Prompt: Which lines of the records below contain the word "error"? Show each one.

Records from a dataset:
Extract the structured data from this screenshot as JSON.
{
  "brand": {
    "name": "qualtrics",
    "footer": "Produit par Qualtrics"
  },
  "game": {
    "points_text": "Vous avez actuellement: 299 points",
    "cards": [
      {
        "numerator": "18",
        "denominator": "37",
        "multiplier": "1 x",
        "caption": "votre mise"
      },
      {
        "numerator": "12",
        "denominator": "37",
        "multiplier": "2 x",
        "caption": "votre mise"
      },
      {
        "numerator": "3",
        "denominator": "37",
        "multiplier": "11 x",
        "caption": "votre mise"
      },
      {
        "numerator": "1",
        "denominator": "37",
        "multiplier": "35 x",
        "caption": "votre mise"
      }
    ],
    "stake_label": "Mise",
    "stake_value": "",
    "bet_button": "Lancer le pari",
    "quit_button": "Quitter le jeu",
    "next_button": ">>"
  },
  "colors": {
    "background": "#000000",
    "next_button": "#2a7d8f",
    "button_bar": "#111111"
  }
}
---
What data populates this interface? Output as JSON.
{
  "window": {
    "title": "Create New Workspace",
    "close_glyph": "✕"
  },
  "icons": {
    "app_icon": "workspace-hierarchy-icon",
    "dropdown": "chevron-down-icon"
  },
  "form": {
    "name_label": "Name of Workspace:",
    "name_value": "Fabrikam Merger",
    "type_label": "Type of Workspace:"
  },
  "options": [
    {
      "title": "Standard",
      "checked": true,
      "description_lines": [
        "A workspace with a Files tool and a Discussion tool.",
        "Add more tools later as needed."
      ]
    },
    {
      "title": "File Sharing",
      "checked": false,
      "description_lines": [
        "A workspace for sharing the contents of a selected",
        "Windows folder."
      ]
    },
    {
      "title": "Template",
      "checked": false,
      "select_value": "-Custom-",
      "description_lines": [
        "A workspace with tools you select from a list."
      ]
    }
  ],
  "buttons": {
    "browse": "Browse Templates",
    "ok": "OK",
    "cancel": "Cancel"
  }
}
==
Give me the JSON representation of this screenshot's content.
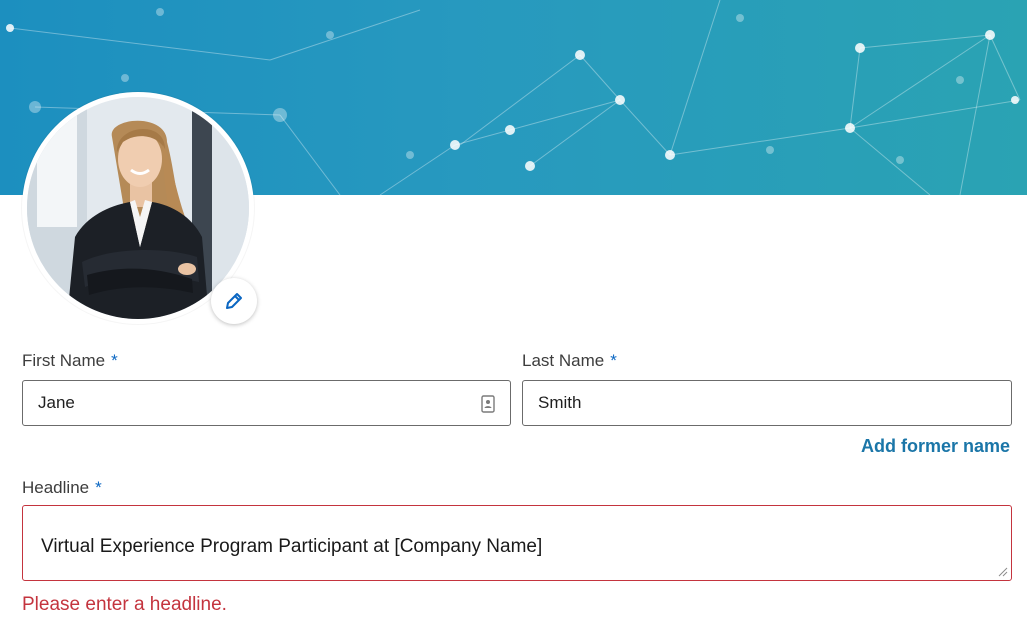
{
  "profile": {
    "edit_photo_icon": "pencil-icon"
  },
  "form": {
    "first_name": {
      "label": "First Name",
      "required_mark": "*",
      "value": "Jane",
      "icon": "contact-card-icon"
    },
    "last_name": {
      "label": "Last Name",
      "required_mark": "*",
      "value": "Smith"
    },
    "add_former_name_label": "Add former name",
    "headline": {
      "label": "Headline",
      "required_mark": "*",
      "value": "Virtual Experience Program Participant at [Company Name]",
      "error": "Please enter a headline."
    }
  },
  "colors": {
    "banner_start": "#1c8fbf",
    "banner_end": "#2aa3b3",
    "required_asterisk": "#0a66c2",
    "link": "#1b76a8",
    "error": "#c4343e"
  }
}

Your response:
      "error": "Please enter a headline."
    "error": "#c4343e"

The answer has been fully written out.